REQUIRED ACTION: Search the data below for "index"; list each line that holds it.

──────── EXERCISE MATERIAL ────────

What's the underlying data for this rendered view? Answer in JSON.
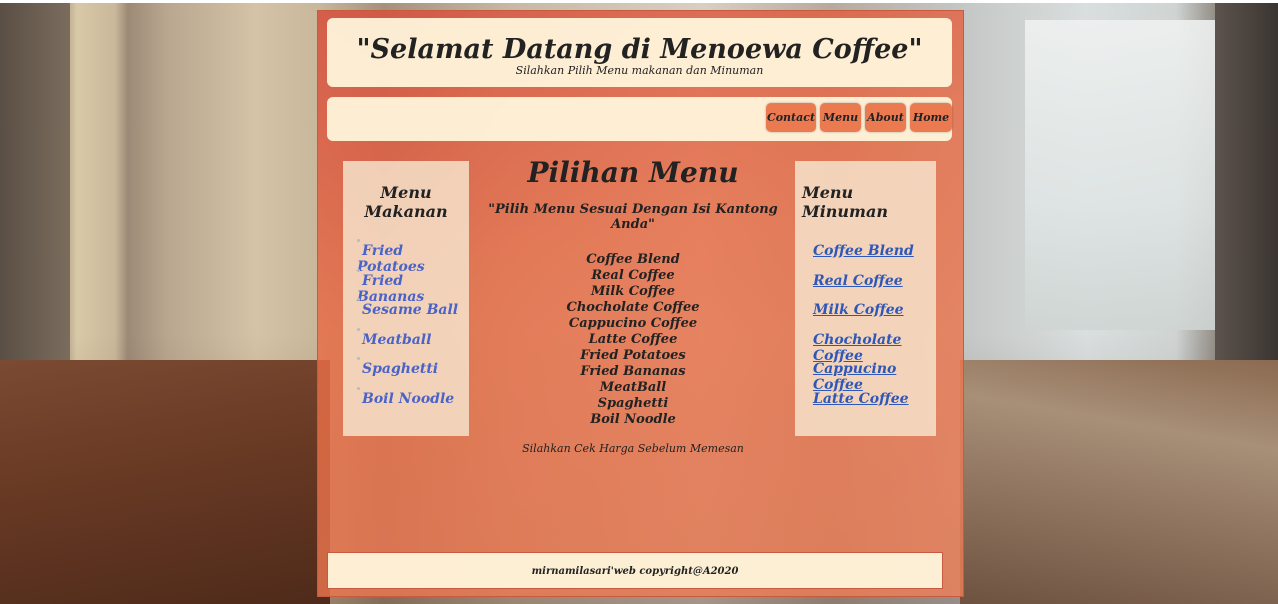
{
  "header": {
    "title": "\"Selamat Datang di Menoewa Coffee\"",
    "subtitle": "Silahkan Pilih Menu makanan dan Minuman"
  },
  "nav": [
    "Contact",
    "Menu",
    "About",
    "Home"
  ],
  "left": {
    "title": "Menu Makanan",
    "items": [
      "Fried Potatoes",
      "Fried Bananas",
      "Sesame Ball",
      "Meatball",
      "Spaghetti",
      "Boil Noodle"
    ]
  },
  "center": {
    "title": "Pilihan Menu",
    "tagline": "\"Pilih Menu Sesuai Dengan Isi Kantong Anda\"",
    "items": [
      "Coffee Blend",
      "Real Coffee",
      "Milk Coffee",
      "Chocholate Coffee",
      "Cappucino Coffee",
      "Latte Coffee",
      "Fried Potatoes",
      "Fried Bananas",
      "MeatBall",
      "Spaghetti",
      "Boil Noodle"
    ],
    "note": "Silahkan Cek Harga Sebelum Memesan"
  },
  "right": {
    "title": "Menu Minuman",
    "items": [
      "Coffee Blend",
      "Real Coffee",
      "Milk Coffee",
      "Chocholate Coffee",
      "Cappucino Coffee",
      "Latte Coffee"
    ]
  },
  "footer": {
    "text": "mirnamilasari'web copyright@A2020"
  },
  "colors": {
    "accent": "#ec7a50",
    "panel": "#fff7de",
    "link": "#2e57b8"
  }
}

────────
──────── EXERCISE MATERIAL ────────

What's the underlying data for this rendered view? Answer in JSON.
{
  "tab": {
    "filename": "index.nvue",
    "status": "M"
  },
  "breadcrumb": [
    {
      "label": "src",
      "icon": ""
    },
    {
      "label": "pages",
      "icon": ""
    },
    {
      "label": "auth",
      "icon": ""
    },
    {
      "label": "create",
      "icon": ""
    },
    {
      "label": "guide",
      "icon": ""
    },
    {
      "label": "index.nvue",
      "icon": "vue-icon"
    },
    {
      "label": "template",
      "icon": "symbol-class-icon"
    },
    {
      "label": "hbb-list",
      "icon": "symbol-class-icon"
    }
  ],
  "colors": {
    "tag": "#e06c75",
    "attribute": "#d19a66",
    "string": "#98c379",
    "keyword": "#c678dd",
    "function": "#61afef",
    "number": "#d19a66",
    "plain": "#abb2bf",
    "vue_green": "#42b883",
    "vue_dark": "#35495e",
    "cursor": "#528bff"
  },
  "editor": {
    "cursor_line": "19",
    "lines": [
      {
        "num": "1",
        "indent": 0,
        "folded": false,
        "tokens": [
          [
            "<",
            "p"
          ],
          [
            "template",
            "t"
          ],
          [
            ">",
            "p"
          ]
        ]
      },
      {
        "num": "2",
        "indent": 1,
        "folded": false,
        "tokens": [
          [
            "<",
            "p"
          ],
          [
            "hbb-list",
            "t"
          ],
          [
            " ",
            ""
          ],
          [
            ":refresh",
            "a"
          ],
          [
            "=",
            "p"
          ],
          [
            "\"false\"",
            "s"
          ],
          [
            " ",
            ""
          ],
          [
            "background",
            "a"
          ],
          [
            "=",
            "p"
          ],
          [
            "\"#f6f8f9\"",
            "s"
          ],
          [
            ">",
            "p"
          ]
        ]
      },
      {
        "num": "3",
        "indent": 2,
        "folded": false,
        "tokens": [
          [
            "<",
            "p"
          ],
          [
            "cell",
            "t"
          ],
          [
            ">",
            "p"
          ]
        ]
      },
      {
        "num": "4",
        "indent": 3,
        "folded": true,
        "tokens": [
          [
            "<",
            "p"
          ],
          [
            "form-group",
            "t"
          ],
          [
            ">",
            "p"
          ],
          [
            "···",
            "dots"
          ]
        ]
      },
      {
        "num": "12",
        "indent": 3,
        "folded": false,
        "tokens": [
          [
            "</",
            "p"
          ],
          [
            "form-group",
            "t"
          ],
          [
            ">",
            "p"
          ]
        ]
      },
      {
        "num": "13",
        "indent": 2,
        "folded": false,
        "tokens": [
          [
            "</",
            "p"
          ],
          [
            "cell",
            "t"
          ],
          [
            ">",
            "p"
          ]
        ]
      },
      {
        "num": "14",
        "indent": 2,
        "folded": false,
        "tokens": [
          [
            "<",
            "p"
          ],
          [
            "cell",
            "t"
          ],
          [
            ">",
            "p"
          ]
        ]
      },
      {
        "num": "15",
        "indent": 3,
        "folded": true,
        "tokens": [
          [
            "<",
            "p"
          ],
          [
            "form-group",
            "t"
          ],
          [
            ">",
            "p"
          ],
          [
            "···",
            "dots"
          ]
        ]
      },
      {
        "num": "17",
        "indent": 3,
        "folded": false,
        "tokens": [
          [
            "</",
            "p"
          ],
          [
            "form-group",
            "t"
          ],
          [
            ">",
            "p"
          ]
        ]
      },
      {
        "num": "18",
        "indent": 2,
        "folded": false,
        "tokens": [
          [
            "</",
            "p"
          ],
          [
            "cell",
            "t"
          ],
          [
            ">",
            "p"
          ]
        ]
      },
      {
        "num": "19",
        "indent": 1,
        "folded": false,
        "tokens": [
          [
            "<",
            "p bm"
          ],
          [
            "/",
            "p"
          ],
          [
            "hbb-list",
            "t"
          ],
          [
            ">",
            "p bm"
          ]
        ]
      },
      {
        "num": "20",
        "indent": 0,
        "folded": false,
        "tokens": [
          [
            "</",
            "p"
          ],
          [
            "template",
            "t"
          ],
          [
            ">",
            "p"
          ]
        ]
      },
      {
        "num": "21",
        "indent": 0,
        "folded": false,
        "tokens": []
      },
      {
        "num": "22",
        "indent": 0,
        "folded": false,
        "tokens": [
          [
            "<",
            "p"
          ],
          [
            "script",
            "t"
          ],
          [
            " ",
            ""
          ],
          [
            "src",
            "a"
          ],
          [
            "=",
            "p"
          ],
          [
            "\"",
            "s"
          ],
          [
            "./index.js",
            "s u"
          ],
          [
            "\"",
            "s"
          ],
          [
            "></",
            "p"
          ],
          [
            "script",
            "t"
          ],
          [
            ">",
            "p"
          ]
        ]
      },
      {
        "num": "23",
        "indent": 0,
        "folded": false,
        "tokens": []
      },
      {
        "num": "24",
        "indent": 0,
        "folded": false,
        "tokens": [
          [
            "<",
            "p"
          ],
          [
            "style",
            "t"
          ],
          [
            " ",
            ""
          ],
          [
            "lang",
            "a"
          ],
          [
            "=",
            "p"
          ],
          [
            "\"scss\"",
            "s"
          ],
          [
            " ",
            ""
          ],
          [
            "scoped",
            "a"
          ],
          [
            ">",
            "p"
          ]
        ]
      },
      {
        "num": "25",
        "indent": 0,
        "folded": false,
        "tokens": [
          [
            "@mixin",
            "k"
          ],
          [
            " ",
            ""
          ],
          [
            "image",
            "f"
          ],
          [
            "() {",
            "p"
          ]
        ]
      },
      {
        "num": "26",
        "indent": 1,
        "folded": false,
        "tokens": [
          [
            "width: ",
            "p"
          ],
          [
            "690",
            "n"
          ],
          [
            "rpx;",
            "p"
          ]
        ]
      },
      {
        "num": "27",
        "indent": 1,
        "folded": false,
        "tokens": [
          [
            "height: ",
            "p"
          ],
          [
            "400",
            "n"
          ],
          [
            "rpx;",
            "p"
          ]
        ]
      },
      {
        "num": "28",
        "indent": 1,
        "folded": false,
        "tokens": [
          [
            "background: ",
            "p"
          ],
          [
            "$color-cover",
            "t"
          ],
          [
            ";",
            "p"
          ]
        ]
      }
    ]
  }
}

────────

OUTPUT OF THE TASK:
    "filename": "index.nvue",
      "label": "index.nvue",
            "./index.js",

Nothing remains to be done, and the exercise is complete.